So when I started this post 6 days ago, I had in mind friends and family with which I’m tired from either pursuing or even merely watching as they wander, knowing the misery they cause themselves or those around them. But this morning, I’m exhausted from my body’s brokenness and wonder where is my Shepherd to comfort me? Some days are spent in green pastures, others in the valley of the shadow of death.
When does the shepherd triumphantly carry the sheep home on his shoulders? I always picture today. Or tomorrow. Sometime soon, if we just hang on. I imagine the time when relationships are reconciled, when the pain subsides or the injury heals, when the sun comes out on friends stuck in the darkness of debilitating depression, and, I’ll say it, when friends and family who live like I, in my weakness, so often believe, that “all you touch and all you see/Is all your life will ever be”, finally will themselves to enter a church and join a flock of their own (to borrow a line from Pink Floyd’s ‘Breathe’).

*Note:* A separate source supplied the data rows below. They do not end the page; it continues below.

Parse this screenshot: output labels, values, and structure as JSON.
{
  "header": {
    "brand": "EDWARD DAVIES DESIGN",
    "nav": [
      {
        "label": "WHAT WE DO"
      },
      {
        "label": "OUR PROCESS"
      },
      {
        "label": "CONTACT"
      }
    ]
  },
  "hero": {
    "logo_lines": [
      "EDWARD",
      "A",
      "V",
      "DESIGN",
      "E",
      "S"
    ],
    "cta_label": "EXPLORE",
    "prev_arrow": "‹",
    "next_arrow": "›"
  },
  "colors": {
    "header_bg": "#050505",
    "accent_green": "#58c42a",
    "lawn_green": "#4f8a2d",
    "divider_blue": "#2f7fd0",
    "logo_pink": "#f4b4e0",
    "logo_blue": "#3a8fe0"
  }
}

It could be that this is something I’m not meant to see, not on this side of the grave anyway. Perhaps the sheep in the parable are souls, not people. And it is when we die that the Shepherd calls us for the last time. We hear His voice, and we turn to Him–that’s what it means to repent, after all. He picks us up and carries us home on His shoulders, and there is joy in Heaven. This Shepherd never tires.
I have made several phone calls the past few days. I’ve talked to nurses in Houston (MD Anderson Cancer Center) and Nashville (Tennessee Oncology). I’ve gotten conflicting advice on how to treat the wound. It was suggested that I might have a condition known as pyoderma gangrinosum, and I need to see a dermatologist for diagnosis and treatment. A phone call produced an appointment for Tuesday, but, as I had a leak again last night and needed to change the pouch system, I had hoped to get in today so I could change it in the doctor’s presence and avoid having to do it again tomorrow, if so fortunate. I then made a call to the wound/ostomy answering service at MD Anderson to clarify if it was better to change the system frequently to keep the wound clean or to keep it covered and avoid the irritation of frequent removal.

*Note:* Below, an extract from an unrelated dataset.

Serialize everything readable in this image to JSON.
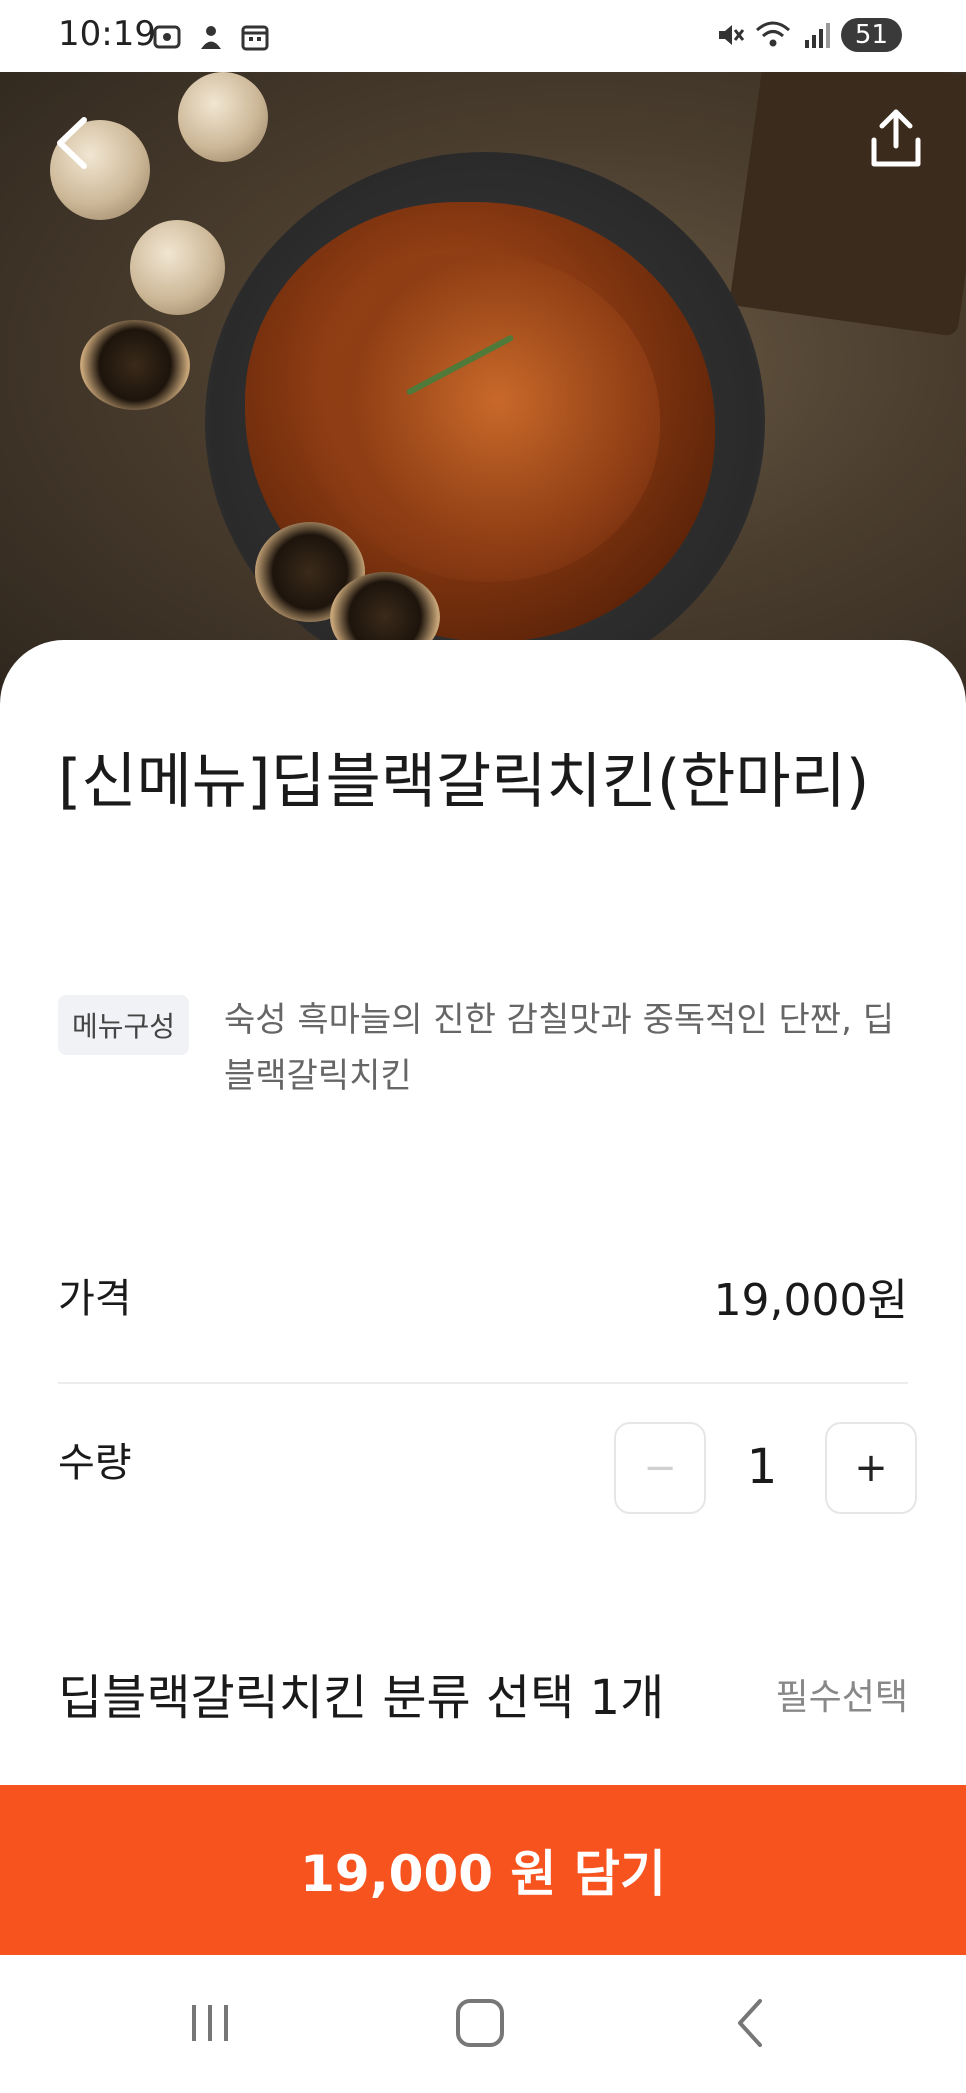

I received a call-back 15 minutes later from a helpful nurse who spent several minutes on the phone with me discussing my condition, what I’ve tried, and her offering suggestions. She didn’t solve my problems, but she certainly clarified the situation for me. Before we hung up, I asked for her name. In a world of millions of voices and thousands of faces, names are still important. I didn’t want hers for my records, I wanted it because if this life is eternal, there’s a chance we may actually meet, and I can thank her personally, pilgrim-to-pilgrim. Names matter, also, if you hope to hear your Shepherd’s call. She answered, “Faith. F. A. I. T. H. Faith….. Is there anything else I can help you with?”

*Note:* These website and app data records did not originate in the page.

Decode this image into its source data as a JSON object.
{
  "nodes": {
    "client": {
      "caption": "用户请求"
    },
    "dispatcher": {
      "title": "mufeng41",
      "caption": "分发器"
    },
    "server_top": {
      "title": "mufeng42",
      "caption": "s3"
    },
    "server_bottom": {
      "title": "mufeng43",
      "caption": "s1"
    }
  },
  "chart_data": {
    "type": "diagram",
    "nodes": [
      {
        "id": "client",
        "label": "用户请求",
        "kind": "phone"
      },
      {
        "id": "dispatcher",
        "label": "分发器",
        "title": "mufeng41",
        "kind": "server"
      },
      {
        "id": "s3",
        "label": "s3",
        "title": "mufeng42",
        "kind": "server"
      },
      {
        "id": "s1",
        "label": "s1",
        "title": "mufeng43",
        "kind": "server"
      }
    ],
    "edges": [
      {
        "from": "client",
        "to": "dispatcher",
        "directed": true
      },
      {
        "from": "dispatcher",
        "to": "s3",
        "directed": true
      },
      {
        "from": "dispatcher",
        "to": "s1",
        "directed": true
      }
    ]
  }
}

I bleated the words “no, thank you” before I put the phone down and cried.